Microfinance refers to provision of financial services that include credit, savings, micro insurance, etc., particularly to the low income and vulnerable groups. It is argued that microfinance institutions /programmes play a crucial role in raising production, income, and employment among the poor households. Moreover, access to financial services is expected to help the poor to improve their asset base and strengthen their capacity to deal with risks and vulnerabilities. There are wide range of institutions including Co-corporative Societies (e.g., TCCSs), Non-governmental organizations (NGOs), commercial banks (both state-owned and private) and Development Banks that are involved in providing microfinance services to low income groups. Nevertheless, the impact of microfinance on increasing income and sustaining employment generation through small-scale enterprises is not clear in Sri Lanka. The evidence shows that many small enterprises/ self-employment activities started under microfinance schemes have not been sustained due to various reasons. Moreover, there are a number of issues and challenges related to the outreach, interest rates, training and marketing facilities provided, etc., that need to be addressed in order to improve the benefits of the microfinance institutions (MFIs)/ programmes to the poor. The objectives of this study are: To assess various approaches used by MFIs in reaching/selecting their clients and identify effective ways to improve their outreach to include the poorer segments (extreme poor) and also to serve the needs of these groups.To understand how the microfinance institutions/programmes can improve their role and scope in providing marketing facilities and training/ skill development opportunities to their members. To examine the plausibility to link microfinance institutions/programmes with various government and non-governmental vocational training and skill development programs operating at the national and local levels. To assess the interest rates (both on loans and savings) used by various MFIs and the reasons behind such differences, to see the most appropriate level of interest rates to be used by MFIs that would benefit both the clients as well as the institution.

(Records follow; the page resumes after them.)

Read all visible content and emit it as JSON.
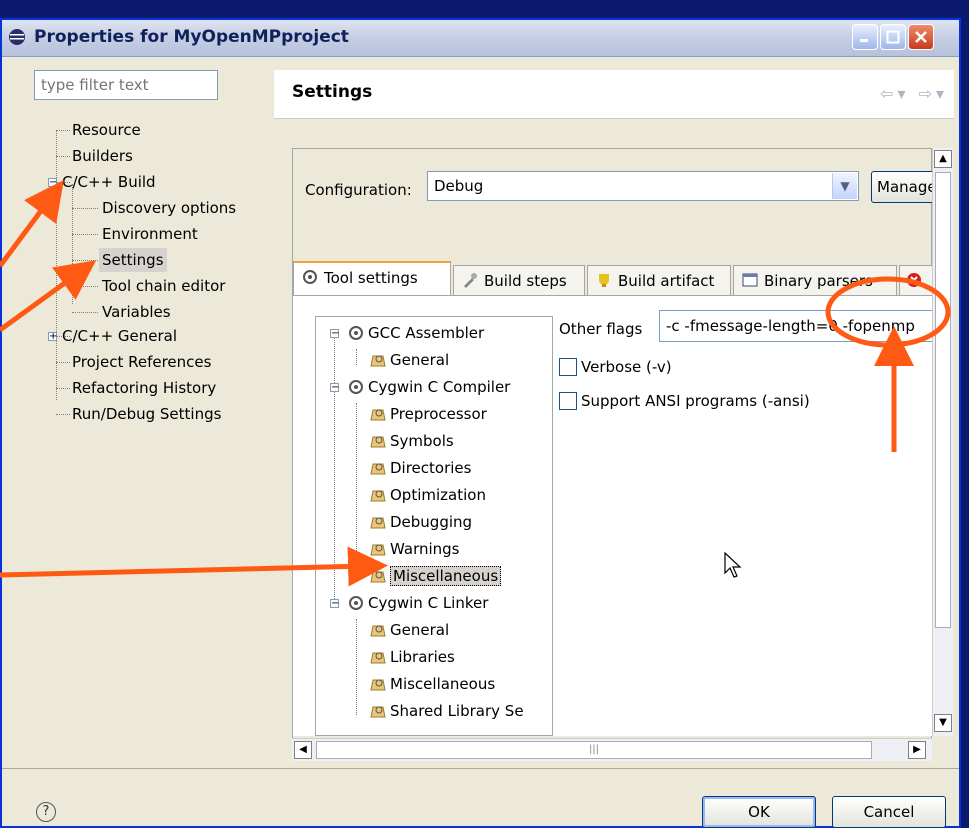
{
  "window": {
    "title": "Properties for MyOpenMPproject"
  },
  "filter": {
    "placeholder": "type filter text"
  },
  "left_tree": {
    "items": [
      {
        "label": "Resource"
      },
      {
        "label": "Builders"
      },
      {
        "label": "C/C++ Build"
      },
      {
        "label": "Discovery options"
      },
      {
        "label": "Environment"
      },
      {
        "label": "Settings"
      },
      {
        "label": "Tool chain editor"
      },
      {
        "label": "Variables"
      },
      {
        "label": "C/C++ General"
      },
      {
        "label": "Project References"
      },
      {
        "label": "Refactoring History"
      },
      {
        "label": "Run/Debug Settings"
      }
    ]
  },
  "header": {
    "title": "Settings"
  },
  "configuration": {
    "label": "Configuration:",
    "value": "Debug",
    "manage_label": "Manage"
  },
  "tabs": [
    {
      "label": "Tool settings"
    },
    {
      "label": "Build steps"
    },
    {
      "label": "Build artifact"
    },
    {
      "label": "Binary parsers"
    }
  ],
  "tool_tree": {
    "items": [
      {
        "label": "GCC Assembler"
      },
      {
        "label": "General"
      },
      {
        "label": "Cygwin C Compiler"
      },
      {
        "label": "Preprocessor"
      },
      {
        "label": "Symbols"
      },
      {
        "label": "Directories"
      },
      {
        "label": "Optimization"
      },
      {
        "label": "Debugging"
      },
      {
        "label": "Warnings"
      },
      {
        "label": "Miscellaneous"
      },
      {
        "label": "Cygwin C Linker"
      },
      {
        "label": "General"
      },
      {
        "label": "Libraries"
      },
      {
        "label": "Miscellaneous"
      },
      {
        "label": "Shared Library Se"
      }
    ]
  },
  "options": {
    "other_flags_label": "Other flags",
    "other_flags_value": "-c -fmessage-length=0 -fopenmp",
    "verbose_label": "Verbose (-v)",
    "ansi_label": "Support ANSI programs (-ansi)"
  },
  "buttons": {
    "ok": "OK",
    "cancel": "Cancel"
  },
  "colors": {
    "annotation": "#ff5a14",
    "window_border": "#0831d9",
    "background": "#0b1a6e"
  }
}
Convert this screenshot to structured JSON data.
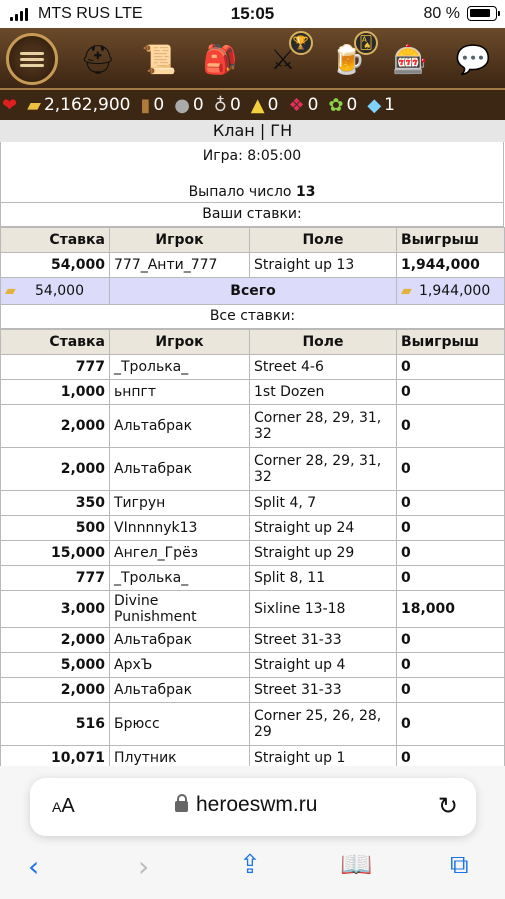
{
  "status_bar": {
    "carrier": "MTS RUS  LTE",
    "time": "15:05",
    "battery": "80 %"
  },
  "top_icons": [
    "menu-icon",
    "knight-helmet-icon",
    "scroll-map-icon",
    "backpack-icon",
    "swords-trophy-icon",
    "castle-mug-icon",
    "roulette-coins-icon",
    "chat-icon"
  ],
  "resources": [
    {
      "icon": "heart-icon",
      "value": ""
    },
    {
      "icon": "gold-icon",
      "value": "2,162,900"
    },
    {
      "icon": "wood-icon",
      "value": "0"
    },
    {
      "icon": "ore-icon",
      "value": "0"
    },
    {
      "icon": "mercury-icon",
      "value": "0"
    },
    {
      "icon": "sulfur-icon",
      "value": "0"
    },
    {
      "icon": "crystal-icon",
      "value": "0"
    },
    {
      "icon": "gems-icon",
      "value": "0"
    },
    {
      "icon": "diamond-icon",
      "value": "1"
    }
  ],
  "page_title": "Клан | ГН",
  "game": {
    "label": "Игра: 8:05:00",
    "result_prefix": "Выпало число",
    "result_number": "13"
  },
  "your_bets": {
    "title": "Ваши ставки:",
    "headers": {
      "stake": "Ставка",
      "player": "Игрок",
      "field": "Поле",
      "win": "Выигрыш"
    },
    "rows": [
      {
        "stake": "54,000",
        "player": "777_Анти_777",
        "field": "Straight up 13",
        "win": "1,944,000"
      }
    ],
    "total": {
      "stake": "54,000",
      "label": "Всего",
      "win": "1,944,000"
    }
  },
  "all_bets": {
    "title": "Все ставки:",
    "headers": {
      "stake": "Ставка",
      "player": "Игрок",
      "field": "Поле",
      "win": "Выигрыш"
    },
    "rows": [
      {
        "stake": "777",
        "player": "_Тролька_",
        "field": "Street 4-6",
        "win": "0"
      },
      {
        "stake": "1,000",
        "player": "ьнпгт",
        "field": "1st Dozen",
        "win": "0"
      },
      {
        "stake": "2,000",
        "player": "Альтабрак",
        "field": "Corner 28, 29, 31, 32",
        "win": "0"
      },
      {
        "stake": "2,000",
        "player": "Альтабрак",
        "field": "Corner 28, 29, 31, 32",
        "win": "0"
      },
      {
        "stake": "350",
        "player": "Тигрун",
        "field": "Split 4, 7",
        "win": "0"
      },
      {
        "stake": "500",
        "player": "VInnnnyk13",
        "field": "Straight up 24",
        "win": "0"
      },
      {
        "stake": "15,000",
        "player": "Ангел_Грёз",
        "field": "Straight up 29",
        "win": "0"
      },
      {
        "stake": "777",
        "player": "_Тролька_",
        "field": "Split 8, 11",
        "win": "0"
      },
      {
        "stake": "3,000",
        "player": "Divine Punishment",
        "field": "Sixline 13-18",
        "win": "18,000"
      },
      {
        "stake": "2,000",
        "player": "Альтабрак",
        "field": "Street 31-33",
        "win": "0"
      },
      {
        "stake": "5,000",
        "player": "АрхЪ",
        "field": "Straight up 4",
        "win": "0"
      },
      {
        "stake": "2,000",
        "player": "Альтабрак",
        "field": "Street 31-33",
        "win": "0"
      },
      {
        "stake": "516",
        "player": "Брюсс",
        "field": "Corner 25, 26, 28, 29",
        "win": "0"
      },
      {
        "stake": "10,071",
        "player": "Плутник",
        "field": "Straight up 1",
        "win": "0"
      }
    ]
  },
  "browser": {
    "aa_label": "AA",
    "url": "heroeswm.ru"
  }
}
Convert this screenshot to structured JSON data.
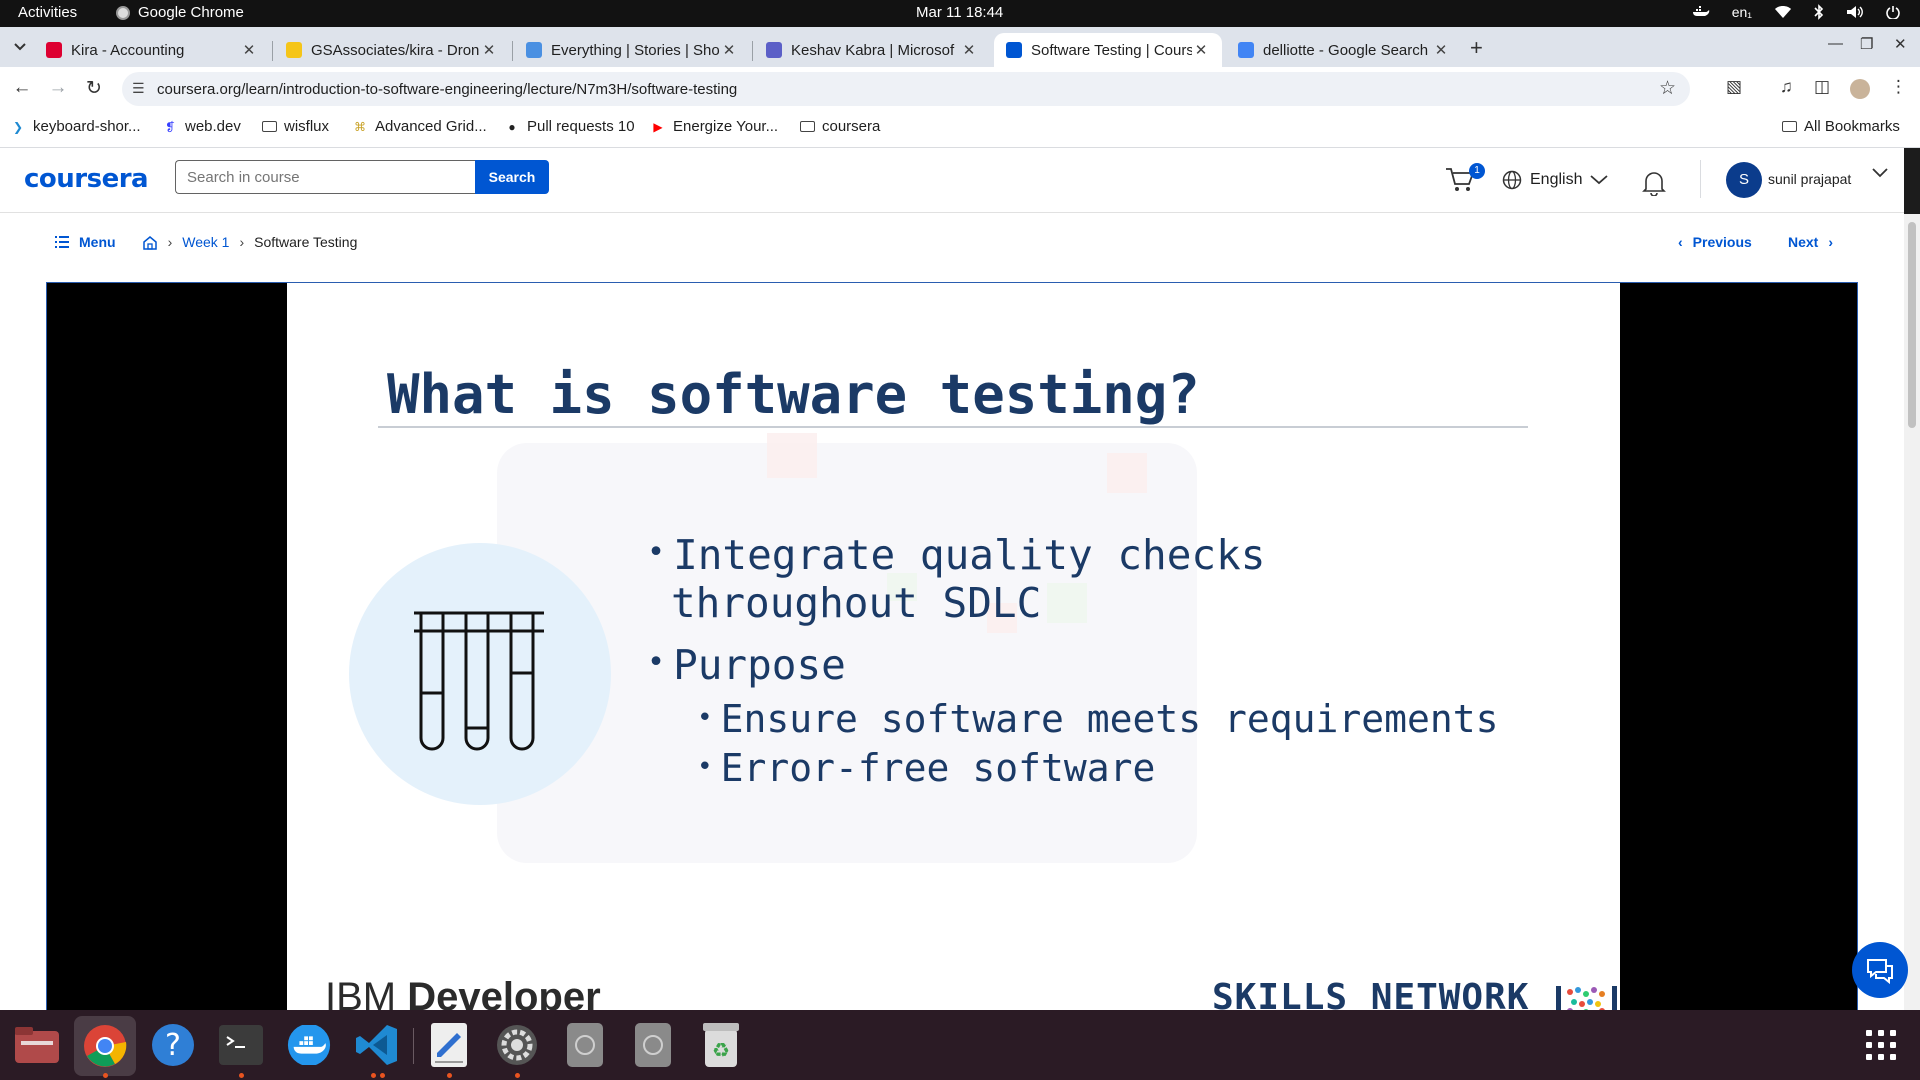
{
  "topbar": {
    "activities": "Activities",
    "app_name": "Google Chrome",
    "clock": "Mar 11  18:44",
    "keyboard_layout": "en₁"
  },
  "tabs": [
    {
      "title": "Kira - Accounting",
      "icon": "angular-icon",
      "color": "#dd0031",
      "active": false
    },
    {
      "title": "GSAssociates/kira - Dron",
      "icon": "drone-ci-icon",
      "color": "#f5c518",
      "active": false
    },
    {
      "title": "Everything | Stories | Sho",
      "icon": "storybook-icon",
      "color": "#4a90e2",
      "active": false
    },
    {
      "title": "Keshav Kabra | Microsof",
      "icon": "teams-icon",
      "color": "#5b5fc7",
      "active": false
    },
    {
      "title": "Software Testing | Cours",
      "icon": "coursera-icon",
      "color": "#0056d2",
      "active": true
    },
    {
      "title": "delliotte - Google Search",
      "icon": "google-icon",
      "color": "#4285f4",
      "active": false
    }
  ],
  "toolbar": {
    "url": "coursera.org/learn/introduction-to-software-engineering/lecture/N7m3H/software-testing"
  },
  "bookmarks": [
    {
      "label": "keyboard-shor...",
      "icon": "vscode-icon"
    },
    {
      "label": "web.dev",
      "icon": "webdev-icon"
    },
    {
      "label": "wisflux",
      "icon": "folder-icon"
    },
    {
      "label": "Advanced Grid...",
      "icon": "bookmark-icon"
    },
    {
      "label": "Pull requests 10",
      "icon": "github-icon"
    },
    {
      "label": "Energize Your...",
      "icon": "youtube-icon"
    },
    {
      "label": "coursera",
      "icon": "folder-icon"
    }
  ],
  "all_bookmarks": "All Bookmarks",
  "header": {
    "logo": "coursera",
    "search_placeholder": "Search in course",
    "search_button": "Search",
    "cart_count": "1",
    "language": "English",
    "avatar_initial": "S",
    "user_name": "sunil prajapat"
  },
  "breadcrumb": {
    "menu": "Menu",
    "week": "Week 1",
    "current": "Software Testing"
  },
  "pager": {
    "previous": "Previous",
    "next": "Next"
  },
  "slide": {
    "title": "What is software testing?",
    "bullet1_line1": "Integrate quality checks",
    "bullet1_line2": "throughout SDLC",
    "bullet2": "Purpose",
    "sub1": "Ensure software meets requirements",
    "sub2": "Error-free software",
    "footer_left_light": "IBM ",
    "footer_left_bold": "Developer",
    "footer_right": "SKILLS NETWORK"
  },
  "colors": {
    "brand": "#0056d2",
    "slide_text": "#1b3a66",
    "dock_bg": "#2b1b25"
  },
  "dock": [
    "files-icon",
    "chrome-icon",
    "help-icon",
    "terminal-icon",
    "docker-icon",
    "vscode-icon",
    "text-editor-icon",
    "settings-icon",
    "disk-icon",
    "disk-icon-2",
    "trash-icon"
  ]
}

Research team

Ganga Tilakaratna
View profile
Thusitha Kumara
Ayodya Galappattige


South Asia Centre for Policy Studies, Dhaka, Bangladesh

Published Year